PRI’s new report Sex-Selective Abortion in India provides up-to-date estimates on the number of sex-selective abortions carried out in India over the past several decades. The report also offers a discussion of possible solutions to address this massive “gendercide.” 

Girls in India are selectively aborted because of culturally rooted son preference, gender bias, and poor enforcement of the country’s ban on sex-selective abortion. According to PRI’s new study, nearly 550,000 girls have been lost to sex-selective abortion in India every year since 2014. 

Some highlights from the report’s findings include: 

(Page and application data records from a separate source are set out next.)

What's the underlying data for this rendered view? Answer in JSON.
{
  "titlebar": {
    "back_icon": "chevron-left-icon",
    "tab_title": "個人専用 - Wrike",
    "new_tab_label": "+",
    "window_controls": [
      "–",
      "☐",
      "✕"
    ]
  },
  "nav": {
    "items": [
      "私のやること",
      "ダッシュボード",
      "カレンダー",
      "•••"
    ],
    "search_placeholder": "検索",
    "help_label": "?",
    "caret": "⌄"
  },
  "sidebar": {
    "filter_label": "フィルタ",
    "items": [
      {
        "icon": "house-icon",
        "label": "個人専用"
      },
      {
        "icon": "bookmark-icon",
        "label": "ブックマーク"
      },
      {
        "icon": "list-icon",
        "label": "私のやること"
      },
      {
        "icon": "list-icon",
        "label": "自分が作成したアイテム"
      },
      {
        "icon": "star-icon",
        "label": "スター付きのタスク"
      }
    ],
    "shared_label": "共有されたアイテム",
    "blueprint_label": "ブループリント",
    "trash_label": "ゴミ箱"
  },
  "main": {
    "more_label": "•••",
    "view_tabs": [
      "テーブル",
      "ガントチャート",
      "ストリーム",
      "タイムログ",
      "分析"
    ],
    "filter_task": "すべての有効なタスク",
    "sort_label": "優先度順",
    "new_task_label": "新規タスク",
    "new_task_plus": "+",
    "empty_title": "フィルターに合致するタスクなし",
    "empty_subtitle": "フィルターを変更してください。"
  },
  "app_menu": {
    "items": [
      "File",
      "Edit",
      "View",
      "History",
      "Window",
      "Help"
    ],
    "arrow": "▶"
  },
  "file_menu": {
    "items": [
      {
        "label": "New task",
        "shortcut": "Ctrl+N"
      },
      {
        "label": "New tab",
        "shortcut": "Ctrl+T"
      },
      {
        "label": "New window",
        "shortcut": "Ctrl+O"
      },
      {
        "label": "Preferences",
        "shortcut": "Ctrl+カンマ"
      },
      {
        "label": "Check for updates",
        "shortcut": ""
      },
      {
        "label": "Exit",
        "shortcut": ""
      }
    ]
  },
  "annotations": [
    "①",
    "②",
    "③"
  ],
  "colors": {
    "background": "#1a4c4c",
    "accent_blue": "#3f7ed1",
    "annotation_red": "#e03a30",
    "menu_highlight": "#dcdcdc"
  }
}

  • An estimated 15.8 million girls in India have gone ‘missing’ at birth since 1990, with a range from 11.1 million to 20.2 million depending upon sex ratio at birth assumptions.
  • Approximately 110.7 boys are born for every 100 girls in India today.
  • Sex-selective abortion has prevented 4.1% of all female live births since 1990.

“Sex-selective abortion is a clear affront to the fundamental rights and dignity of girls, and the extent to which the practice of prenatal sex selection has become widespread is alarming,” says Jonathan Abbamonte, a research analyst with the Population Research Institute and the author of the report. 

“Sex-selective abortion is one of the most pressing demographic and human rights issues facing India today,” Abbamonte says. “These sex imbalances will have lasting implications for women’s rights. An excess of single men may fuel the practice of child marriage and sex trafficking in the future.” 

“Sex-selective abortion is the worst form of discrimination against women and girls imaginable,” says PRI President Steven Mosher. “It is a discrimination that kills.” 

A full copy of the report is available here.